Inspired by a memory of sitting in a box on her driveway with her sister, Antoinette Portis captures the thrill when pretend feels so real that it actually "becomes" real— when the imagination takes over and inside a cardboard box, a child is transported to a world where anything is possible.Read more...
Inspired by a memory of sitting in a box on her driveway with her sister, Antoinette Portis captures the thrill when pretend feels so real that it actually "becomes" real— when the imagination takes over and inside a cardboard box, a child is transported to a world where anything is possible.
- ISBN-13: 9780061123221
- ISBN-10: 0061123226
- Publisher: HarperCollins Publishers
- Publish Date: December 2006
- Page Count: 32
- Reading Level: Ages 0-4
- Dimensions: 9.43 x 9.09 x 0.36 inches
- Shipping Weight: 0.68 pounds
Publishers Weekly® Reviews
- Reviewed in: Publishers Weekly, page 49.
- Review Date: 2006-11-27
- Reviewer: Staff
Sometimes the best toys are improvised, according to this celebration of the humble cardboard box. Packaged in a plain brown jacket that resembles a paper bag (another item with vast potential), this minimalist book features a rabbit-child, simply drawn in a heavy black line. In the first spread, designed in neutral black, white and tan, the rabbit's head peeks out of a rectangle. An offstage voice asks, "Why are you sitting in a box?" When the page turns, the rabbit answers, "It's not a box." A touch of color comes into the image. The empty white background is tinted pale yellow, and a thick red line traces a racecar over the basic black box shape, revealing what the rabbit imagines. By the time the skeptical voice inquires, "Now you're wearing a box?," readers know to expect a playful transformation in the next spread. "This is not a box," replies the rabbit, as a red robot suit is superimposed over the initial drawing. The teasing questions challenge the young rabbit, who demonstrates that a box can serve as a pirate-ship crow's nest, a hot-air balloon basket and a rocket. Readers won't abandon their battery-charged plastic toys, but they might join in a game of reimagining everyday objects. Most profitably, Portis reminds everyone (especially her adult audience) that creativity doesn't require complicated set-ups. Ages 6 mos.-6 yrs. (Jan.)

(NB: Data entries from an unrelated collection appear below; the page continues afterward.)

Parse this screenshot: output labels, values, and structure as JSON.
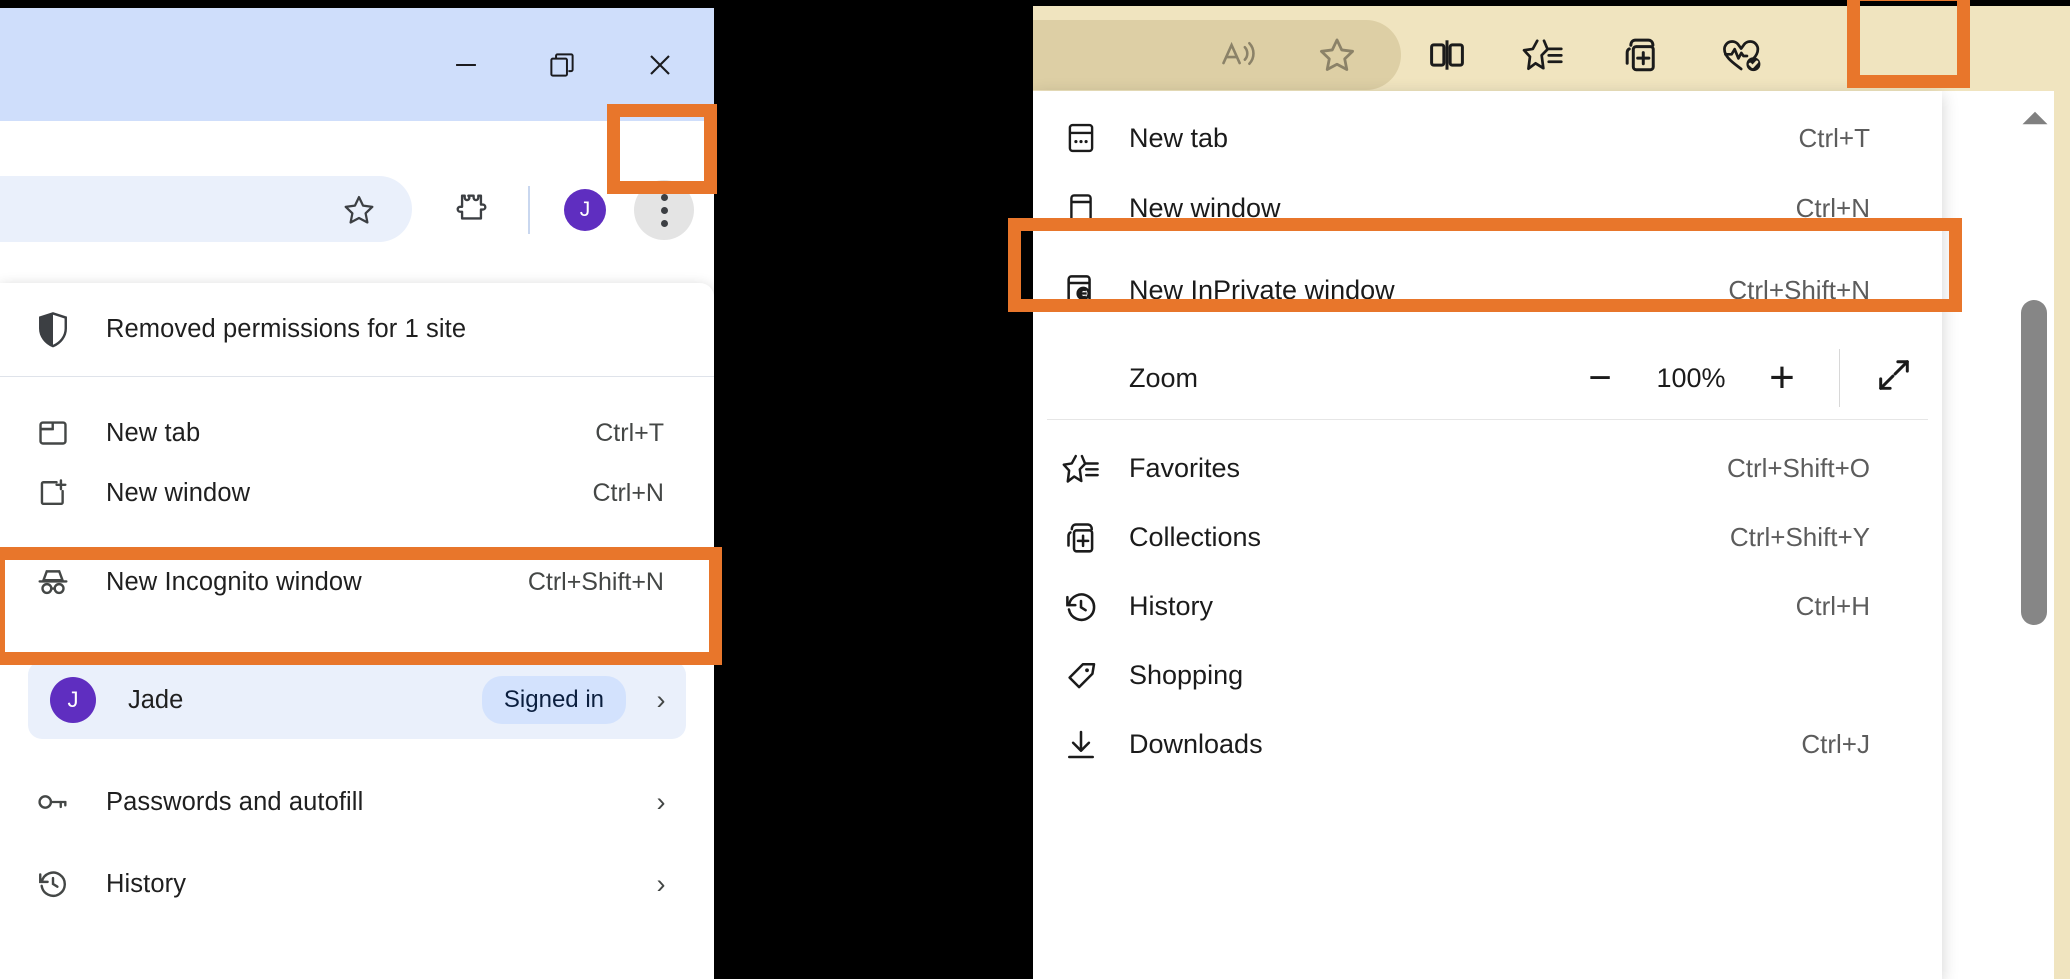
{
  "chrome": {
    "window_controls": [
      {
        "name": "minimize",
        "glyph": "–"
      },
      {
        "name": "restore",
        "glyph": "❐"
      },
      {
        "name": "close",
        "glyph": "✕"
      }
    ],
    "toolbar": {
      "bookmark_star": "bookmark-star-icon",
      "extensions": "extensions-puzzle-icon",
      "avatar_initial": "J",
      "kebab": "three-dot-menu-icon"
    },
    "menu": {
      "notice": {
        "label": "Removed permissions for 1 site",
        "icon": "shield-icon"
      },
      "items": [
        {
          "label": "New tab",
          "accel": "Ctrl+T",
          "icon": "new-tab-icon",
          "chevron": ""
        },
        {
          "label": "New window",
          "accel": "Ctrl+N",
          "icon": "new-window-icon",
          "chevron": ""
        },
        {
          "label": "New Incognito window",
          "accel": "Ctrl+Shift+N",
          "icon": "incognito-icon",
          "chevron": ""
        }
      ],
      "profile": {
        "avatar_initial": "J",
        "name": "Jade",
        "status": "Signed in",
        "chevron": "›"
      },
      "items_after": [
        {
          "label": "Passwords and autofill",
          "accel": "",
          "icon": "key-icon",
          "chevron": "›"
        },
        {
          "label": "History",
          "accel": "",
          "icon": "history-icon",
          "chevron": "›"
        }
      ]
    }
  },
  "edge": {
    "toolbar": {
      "read_aloud": "read-aloud-icon",
      "favorite_star": "favorite-star-icon",
      "split_screen": "split-screen-icon",
      "favorites": "favorites-list-icon",
      "collections": "collections-icon",
      "browser_essentials": "browser-essentials-icon",
      "more": "more-ellipsis-icon",
      "copilot": "copilot-icon"
    },
    "menu": {
      "items_top": [
        {
          "label": "New tab",
          "accel": "Ctrl+T",
          "icon": "new-tab-icon"
        },
        {
          "label": "New window",
          "accel": "Ctrl+N",
          "icon": "new-window-icon"
        },
        {
          "label": "New InPrivate window",
          "accel": "Ctrl+Shift+N",
          "icon": "inprivate-icon"
        }
      ],
      "zoom": {
        "label": "Zoom",
        "minus": "−",
        "value": "100%",
        "plus": "+",
        "fullscreen": "fullscreen-icon"
      },
      "items_bottom": [
        {
          "label": "Favorites",
          "accel": "Ctrl+Shift+O",
          "icon": "favorites-icon"
        },
        {
          "label": "Collections",
          "accel": "Ctrl+Shift+Y",
          "icon": "collections-icon"
        },
        {
          "label": "History",
          "accel": "Ctrl+H",
          "icon": "history-icon"
        },
        {
          "label": "Shopping",
          "accel": "",
          "icon": "shopping-tag-icon"
        },
        {
          "label": "Downloads",
          "accel": "Ctrl+J",
          "icon": "downloads-icon"
        }
      ]
    },
    "scrollbar": {
      "up_arrow": "scroll-up-arrow-icon"
    }
  },
  "annotations": {
    "highlight_color": "#e8762b",
    "boxes": [
      "chrome-kebab-button",
      "chrome-new-incognito-window-item",
      "edge-more-button",
      "edge-new-inprivate-window-item"
    ]
  }
}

Reading outside the box
Remember that feeling when you first held Harold and the Purple Crayon in your lap? Something magical was going onthe simplest line drawings were gracefully transformed through the imagination of dear Harold. I am not positive that Antoinette Portis ever read the Crockett Johnson classic, but her little rabbit would certainly have appreciated Harold's imagination. Perhaps Harold and little rabbit could have been playmates.
Portis' deceptively simple tale begins on the title page with the unnamed bunny looking longingly at part of a rectangle. Dragging and pushing it onto the first page of the book, the rabbit stares directly at the reader and hears the unspoken question on the reader's mind, "Why are you sitting in a box?" At this point, I can almost hear a parent gently prodding a young listener, "Why do you think the rabbit is sitting in the box?" and see the listener slow down and wonder. The reward is provided when the page is turned. No longer is the page a dull, cardboard brown. It is racecar red and the rabbit answers simply, "It is not a box." The illustration shows the rabbit in a smart red sports car, ears blown by the wind, eyes protected by goggles.
Oh, that's what's going on here!
The question returns each time the little rabbit changes his position. And the answer is always the same. The rabbit's imagination takes the reader to many new places, as the box becomes, in turn, a mountain peak, an apartment on fire and a robot.
But remember, "It's NOT NOT NOT NOT a box!"
A celebration of imagination, humor and the magic of a cardboard box, this is a book with universal appeal for young readers and the earliest lap listeners. With its pleasing nostalgic feel, Not a Box is an instant classic.
Robin Smith is a second-grade teacher in Nashville.